Please report how many lines of the listing contain the string "Created", giving the number only.

+++ Data shown

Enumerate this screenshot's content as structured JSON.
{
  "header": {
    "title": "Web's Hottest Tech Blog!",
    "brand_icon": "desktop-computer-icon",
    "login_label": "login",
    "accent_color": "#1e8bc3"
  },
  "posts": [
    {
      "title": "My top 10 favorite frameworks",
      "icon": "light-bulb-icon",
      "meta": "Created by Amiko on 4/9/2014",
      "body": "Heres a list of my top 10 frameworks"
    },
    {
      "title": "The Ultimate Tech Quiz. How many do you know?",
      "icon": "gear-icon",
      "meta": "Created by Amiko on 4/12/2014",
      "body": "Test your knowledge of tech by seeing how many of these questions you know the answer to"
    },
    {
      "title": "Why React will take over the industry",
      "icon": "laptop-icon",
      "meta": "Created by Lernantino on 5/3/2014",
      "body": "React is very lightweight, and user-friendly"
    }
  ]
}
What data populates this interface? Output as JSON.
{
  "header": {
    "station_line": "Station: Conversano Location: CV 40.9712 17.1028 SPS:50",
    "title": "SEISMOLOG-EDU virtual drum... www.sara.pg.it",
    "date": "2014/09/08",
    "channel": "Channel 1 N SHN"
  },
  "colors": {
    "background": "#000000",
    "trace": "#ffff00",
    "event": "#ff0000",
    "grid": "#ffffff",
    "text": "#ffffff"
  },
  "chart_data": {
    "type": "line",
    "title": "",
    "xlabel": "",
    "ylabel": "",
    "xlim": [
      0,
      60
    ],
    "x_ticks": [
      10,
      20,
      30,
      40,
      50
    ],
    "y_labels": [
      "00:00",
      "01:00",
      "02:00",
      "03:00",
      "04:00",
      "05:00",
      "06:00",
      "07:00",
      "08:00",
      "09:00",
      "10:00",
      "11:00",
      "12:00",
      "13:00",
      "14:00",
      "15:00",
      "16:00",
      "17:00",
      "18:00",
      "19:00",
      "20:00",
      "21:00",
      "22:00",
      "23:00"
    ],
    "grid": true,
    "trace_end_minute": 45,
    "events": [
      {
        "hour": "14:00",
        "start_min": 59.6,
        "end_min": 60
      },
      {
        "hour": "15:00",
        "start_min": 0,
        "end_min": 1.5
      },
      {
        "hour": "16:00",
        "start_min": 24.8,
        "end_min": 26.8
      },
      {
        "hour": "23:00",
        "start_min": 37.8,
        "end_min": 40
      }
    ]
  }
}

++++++

Solution to this problem: 3